▸ INSTRUCTIONS TO FOLLOW:
All records below must be written out exactly, with the pictures excluded.

▸ SUPPLIED RECORDS:
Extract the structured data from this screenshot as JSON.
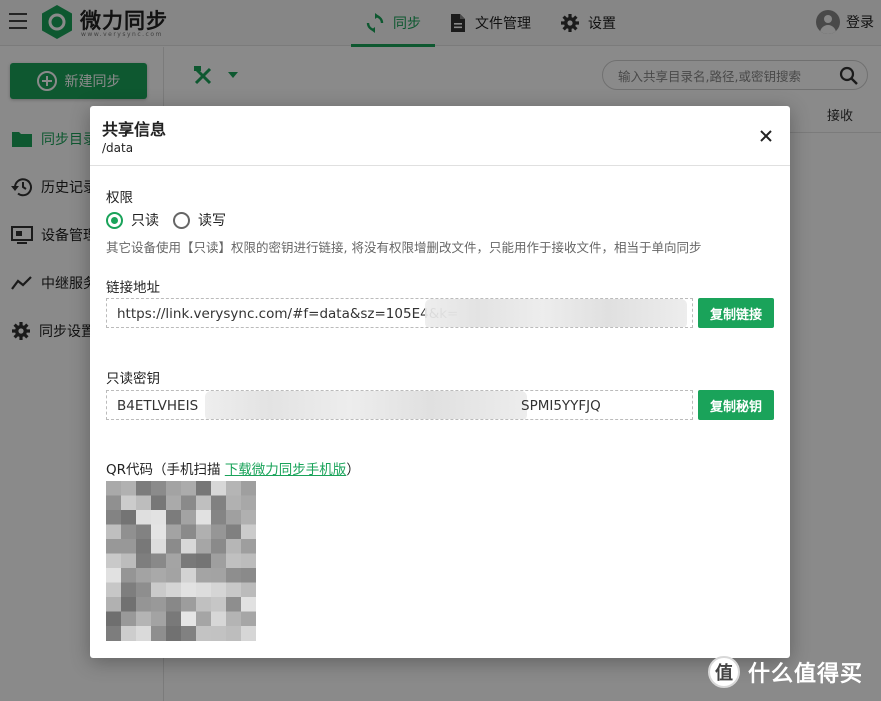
{
  "app": {
    "brand": "微力同步",
    "brand_sub": "www.verysync.com"
  },
  "nav": {
    "tabs": [
      {
        "label": "同步",
        "active": true
      },
      {
        "label": "文件管理",
        "active": false
      },
      {
        "label": "设置",
        "active": false
      }
    ],
    "login": "登录"
  },
  "sidebar": {
    "new_button": "新建同步",
    "items": [
      {
        "label": "同步目录",
        "icon": "folder-icon",
        "active": true
      },
      {
        "label": "历史记录",
        "icon": "history-icon",
        "active": false
      },
      {
        "label": "设备管理",
        "icon": "device-icon",
        "active": false
      },
      {
        "label": "中继服务",
        "icon": "relay-icon",
        "active": false
      },
      {
        "label": "同步设置",
        "icon": "gear-icon",
        "active": false
      }
    ]
  },
  "toolbar": {
    "search_placeholder": "输入共享目录名,路径,或密钥搜索"
  },
  "table": {
    "receive_header": "接收"
  },
  "modal": {
    "title": "共享信息",
    "path": "/data",
    "permission_label": "权限",
    "options": [
      {
        "label": "只读",
        "checked": true
      },
      {
        "label": "读写",
        "checked": false
      }
    ],
    "hint": "其它设备使用【只读】权限的密钥进行链接, 将没有权限增删改文件，只能用作于接收文件，相当于单向同步",
    "link_label": "链接地址",
    "link_value": "https://link.verysync.com/#f=data&sz=105E4&k=",
    "copy_link": "复制链接",
    "key_label": "只读密钥",
    "key_value_start": "B4ETLVHEIS",
    "key_value_end": "SPMI5YYFJQ",
    "copy_key": "复制秘钥",
    "qr_label_prefix": "QR代码（手机扫描 ",
    "qr_link": "下载微力同步手机版",
    "qr_label_suffix": "）"
  },
  "watermark": {
    "badge": "值",
    "text": "什么值得买"
  },
  "colors": {
    "accent": "#1aa35a",
    "overlay": "rgba(0,0,0,0.46)"
  }
}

▸ REPLY TO THE EXERCISE:
Extract the structured data from this screenshot as JSON.
{
  "app": {
    "brand": "微力同步",
    "brand_sub": "www.verysync.com"
  },
  "nav": {
    "tabs": [
      {
        "label": "同步",
        "active": true
      },
      {
        "label": "文件管理",
        "active": false
      },
      {
        "label": "设置",
        "active": false
      }
    ],
    "login": "登录"
  },
  "sidebar": {
    "new_button": "新建同步",
    "items": [
      {
        "label": "同步目录",
        "icon": "folder-icon",
        "active": true
      },
      {
        "label": "历史记录",
        "icon": "history-icon",
        "active": false
      },
      {
        "label": "设备管理",
        "icon": "device-icon",
        "active": false
      },
      {
        "label": "中继服务",
        "icon": "relay-icon",
        "active": false
      },
      {
        "label": "同步设置",
        "icon": "gear-icon",
        "active": false
      }
    ]
  },
  "toolbar": {
    "search_placeholder": "输入共享目录名,路径,或密钥搜索"
  },
  "table": {
    "receive_header": "接收"
  },
  "modal": {
    "title": "共享信息",
    "path": "/data",
    "permission_label": "权限",
    "options": [
      {
        "label": "只读",
        "checked": true
      },
      {
        "label": "读写",
        "checked": false
      }
    ],
    "hint": "其它设备使用【只读】权限的密钥进行链接, 将没有权限增删改文件，只能用作于接收文件，相当于单向同步",
    "link_label": "链接地址",
    "link_value": "https://link.verysync.com/#f=data&sz=105E4&k=",
    "copy_link": "复制链接",
    "key_label": "只读密钥",
    "key_value_start": "B4ETLVHEIS",
    "key_value_end": "SPMI5YYFJQ",
    "copy_key": "复制秘钥",
    "qr_label_prefix": "QR代码（手机扫描 ",
    "qr_link": "下载微力同步手机版",
    "qr_label_suffix": "）"
  },
  "watermark": {
    "badge": "值",
    "text": "什么值得买"
  },
  "colors": {
    "accent": "#1aa35a",
    "overlay": "rgba(0,0,0,0.46)"
  }
}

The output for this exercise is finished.